# TASK DESCRIPTION:
Each record below should be repeated precisely as written.

Source data:
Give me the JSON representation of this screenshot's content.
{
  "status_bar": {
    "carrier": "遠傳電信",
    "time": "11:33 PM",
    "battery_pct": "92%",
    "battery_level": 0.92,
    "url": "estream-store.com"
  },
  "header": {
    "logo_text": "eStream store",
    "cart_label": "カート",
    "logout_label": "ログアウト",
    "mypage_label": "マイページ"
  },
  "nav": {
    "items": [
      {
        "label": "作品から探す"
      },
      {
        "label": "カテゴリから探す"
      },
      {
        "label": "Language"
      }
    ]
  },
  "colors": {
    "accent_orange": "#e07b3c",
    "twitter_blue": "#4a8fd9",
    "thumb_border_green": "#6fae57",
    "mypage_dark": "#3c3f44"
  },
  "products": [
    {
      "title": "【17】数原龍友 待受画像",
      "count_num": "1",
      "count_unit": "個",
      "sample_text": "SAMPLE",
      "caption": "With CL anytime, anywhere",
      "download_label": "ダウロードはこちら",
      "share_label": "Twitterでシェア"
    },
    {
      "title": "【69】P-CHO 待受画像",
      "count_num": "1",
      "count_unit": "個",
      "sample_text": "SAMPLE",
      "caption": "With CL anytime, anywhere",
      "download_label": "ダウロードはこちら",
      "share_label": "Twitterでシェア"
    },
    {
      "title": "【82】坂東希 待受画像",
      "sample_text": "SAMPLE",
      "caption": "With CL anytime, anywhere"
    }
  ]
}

# SOLUTION:
Give me the JSON representation of this screenshot's content.
{
  "status_bar": {
    "carrier": "遠傳電信",
    "time": "11:33 PM",
    "battery_pct": "92%",
    "battery_level": 0.92,
    "url": "estream-store.com"
  },
  "header": {
    "logo_text": "eStream store",
    "cart_label": "カート",
    "logout_label": "ログアウト",
    "mypage_label": "マイページ"
  },
  "nav": {
    "items": [
      {
        "label": "作品から探す"
      },
      {
        "label": "カテゴリから探す"
      },
      {
        "label": "Language"
      }
    ]
  },
  "colors": {
    "accent_orange": "#e07b3c",
    "twitter_blue": "#4a8fd9",
    "thumb_border_green": "#6fae57",
    "mypage_dark": "#3c3f44"
  },
  "products": [
    {
      "title": "【17】数原龍友 待受画像",
      "count_num": "1",
      "count_unit": "個",
      "sample_text": "SAMPLE",
      "caption": "With CL anytime, anywhere",
      "download_label": "ダウロードはこちら",
      "share_label": "Twitterでシェア"
    },
    {
      "title": "【69】P-CHO 待受画像",
      "count_num": "1",
      "count_unit": "個",
      "sample_text": "SAMPLE",
      "caption": "With CL anytime, anywhere",
      "download_label": "ダウロードはこちら",
      "share_label": "Twitterでシェア"
    },
    {
      "title": "【82】坂東希 待受画像",
      "sample_text": "SAMPLE",
      "caption": "With CL anytime, anywhere"
    }
  ]
}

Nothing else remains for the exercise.